By Reuters Staff

August 11, 2021

(Reuters) - People who received their second dose of the Pfizer/BioNTech vaccine five or more months ago are more likely to test positive for COVID-19 than people who were fully vaccinated less than five months ago, new data suggest.

Researchers at an Israeli HMO studied nearly 34,000 fully vaccinated adults who were tested to see if they had a breakthrough case of COVID-19. Overall, 1.8% tested positive.

At all ages, the odds of testing positive were higher when the last vaccine dose was received at least 146 days earlier, the research team reported on medRxiv ahead of peer review. Among patients older than 60, the odds of a positive test were almost three times higher when at least 146 days had passed since the second dose.
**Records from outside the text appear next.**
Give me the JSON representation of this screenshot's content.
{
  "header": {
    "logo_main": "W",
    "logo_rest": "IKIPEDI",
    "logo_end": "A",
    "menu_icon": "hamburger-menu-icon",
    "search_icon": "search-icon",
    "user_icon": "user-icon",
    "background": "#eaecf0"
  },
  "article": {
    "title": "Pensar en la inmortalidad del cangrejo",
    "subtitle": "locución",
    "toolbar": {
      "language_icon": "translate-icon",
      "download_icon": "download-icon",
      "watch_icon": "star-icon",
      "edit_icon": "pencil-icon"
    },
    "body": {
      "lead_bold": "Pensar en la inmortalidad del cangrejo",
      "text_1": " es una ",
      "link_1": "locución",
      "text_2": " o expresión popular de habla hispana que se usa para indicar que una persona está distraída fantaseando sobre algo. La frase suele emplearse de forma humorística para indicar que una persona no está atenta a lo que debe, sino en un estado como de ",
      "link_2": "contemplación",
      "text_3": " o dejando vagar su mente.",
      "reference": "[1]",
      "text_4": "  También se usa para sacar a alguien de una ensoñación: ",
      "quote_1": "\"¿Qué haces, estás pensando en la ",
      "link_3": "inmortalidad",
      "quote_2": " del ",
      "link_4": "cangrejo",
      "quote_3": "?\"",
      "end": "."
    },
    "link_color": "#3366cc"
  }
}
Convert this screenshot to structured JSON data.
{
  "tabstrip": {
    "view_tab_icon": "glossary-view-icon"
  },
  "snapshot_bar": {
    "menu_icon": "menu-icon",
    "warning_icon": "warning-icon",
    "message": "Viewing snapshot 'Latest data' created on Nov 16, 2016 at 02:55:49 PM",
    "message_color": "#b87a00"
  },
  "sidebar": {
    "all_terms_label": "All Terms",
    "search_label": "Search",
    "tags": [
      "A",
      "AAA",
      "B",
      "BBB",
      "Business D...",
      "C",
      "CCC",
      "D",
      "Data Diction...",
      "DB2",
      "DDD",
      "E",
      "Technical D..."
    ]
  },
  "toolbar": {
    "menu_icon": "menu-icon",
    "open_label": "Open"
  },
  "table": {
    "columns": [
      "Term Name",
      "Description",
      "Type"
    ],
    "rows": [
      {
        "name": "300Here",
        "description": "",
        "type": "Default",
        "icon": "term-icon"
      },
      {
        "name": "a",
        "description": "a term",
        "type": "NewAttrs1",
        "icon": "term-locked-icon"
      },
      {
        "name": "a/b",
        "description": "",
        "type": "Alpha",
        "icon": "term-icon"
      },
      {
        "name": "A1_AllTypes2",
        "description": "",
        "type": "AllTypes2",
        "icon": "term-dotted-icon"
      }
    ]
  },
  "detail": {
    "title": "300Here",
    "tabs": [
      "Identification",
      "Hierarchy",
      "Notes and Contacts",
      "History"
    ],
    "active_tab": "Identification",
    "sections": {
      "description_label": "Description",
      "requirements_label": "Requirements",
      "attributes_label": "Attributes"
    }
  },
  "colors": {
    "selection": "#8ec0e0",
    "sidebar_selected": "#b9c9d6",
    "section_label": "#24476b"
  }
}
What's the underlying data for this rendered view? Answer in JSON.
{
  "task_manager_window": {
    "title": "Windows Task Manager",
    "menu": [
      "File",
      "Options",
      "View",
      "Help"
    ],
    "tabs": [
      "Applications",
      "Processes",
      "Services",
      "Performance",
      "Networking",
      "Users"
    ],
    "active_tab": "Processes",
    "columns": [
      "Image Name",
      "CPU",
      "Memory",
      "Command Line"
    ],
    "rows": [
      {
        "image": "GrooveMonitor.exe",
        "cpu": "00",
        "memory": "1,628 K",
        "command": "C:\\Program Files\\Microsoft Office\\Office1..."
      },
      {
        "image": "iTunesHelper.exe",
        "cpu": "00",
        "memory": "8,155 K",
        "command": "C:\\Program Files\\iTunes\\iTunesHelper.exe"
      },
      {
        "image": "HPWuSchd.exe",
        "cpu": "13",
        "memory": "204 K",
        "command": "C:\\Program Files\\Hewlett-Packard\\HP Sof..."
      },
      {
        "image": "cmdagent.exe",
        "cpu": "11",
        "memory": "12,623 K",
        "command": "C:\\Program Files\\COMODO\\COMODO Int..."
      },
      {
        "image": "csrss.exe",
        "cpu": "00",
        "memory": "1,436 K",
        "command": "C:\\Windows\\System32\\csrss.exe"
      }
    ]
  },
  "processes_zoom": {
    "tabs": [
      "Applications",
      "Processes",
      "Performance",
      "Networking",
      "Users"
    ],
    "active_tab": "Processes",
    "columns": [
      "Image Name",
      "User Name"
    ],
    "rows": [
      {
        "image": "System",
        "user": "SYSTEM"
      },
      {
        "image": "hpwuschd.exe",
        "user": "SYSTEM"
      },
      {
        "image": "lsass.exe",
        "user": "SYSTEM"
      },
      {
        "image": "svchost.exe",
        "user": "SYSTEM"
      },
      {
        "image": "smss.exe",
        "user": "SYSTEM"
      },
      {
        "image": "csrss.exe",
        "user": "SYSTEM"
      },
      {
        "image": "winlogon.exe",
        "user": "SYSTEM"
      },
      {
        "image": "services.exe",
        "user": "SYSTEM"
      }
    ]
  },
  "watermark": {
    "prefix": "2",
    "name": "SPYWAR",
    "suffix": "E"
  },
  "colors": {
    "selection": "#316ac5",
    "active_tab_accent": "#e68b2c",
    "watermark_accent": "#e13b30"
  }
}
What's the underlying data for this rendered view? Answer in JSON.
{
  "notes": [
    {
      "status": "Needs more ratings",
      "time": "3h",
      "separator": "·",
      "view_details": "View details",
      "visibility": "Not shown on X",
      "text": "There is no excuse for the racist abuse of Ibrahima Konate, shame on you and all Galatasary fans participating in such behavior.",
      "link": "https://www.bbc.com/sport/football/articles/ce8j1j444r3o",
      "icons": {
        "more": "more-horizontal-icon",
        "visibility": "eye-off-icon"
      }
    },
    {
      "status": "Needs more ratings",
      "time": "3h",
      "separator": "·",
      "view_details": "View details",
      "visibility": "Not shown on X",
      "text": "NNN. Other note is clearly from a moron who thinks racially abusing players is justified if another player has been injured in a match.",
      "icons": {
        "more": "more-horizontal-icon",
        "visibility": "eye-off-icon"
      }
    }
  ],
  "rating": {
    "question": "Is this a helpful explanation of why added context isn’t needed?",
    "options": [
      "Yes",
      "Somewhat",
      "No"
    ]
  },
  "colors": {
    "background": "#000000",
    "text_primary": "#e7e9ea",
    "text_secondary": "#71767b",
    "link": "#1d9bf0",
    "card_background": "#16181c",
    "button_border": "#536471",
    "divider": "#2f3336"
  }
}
Most of the new infections were observed recently, said coauthor Dr. Eugene Merzon of Leumit Health Services in Israel.

"Very few patients had required hospitalization, and it is too early to assess the severity of these new infections in terms of hospital admission, need for mechanical ventilation or mortality," he added. "We are planning to continue our research."

SOURCE: medRxiv, online August 5, 2021.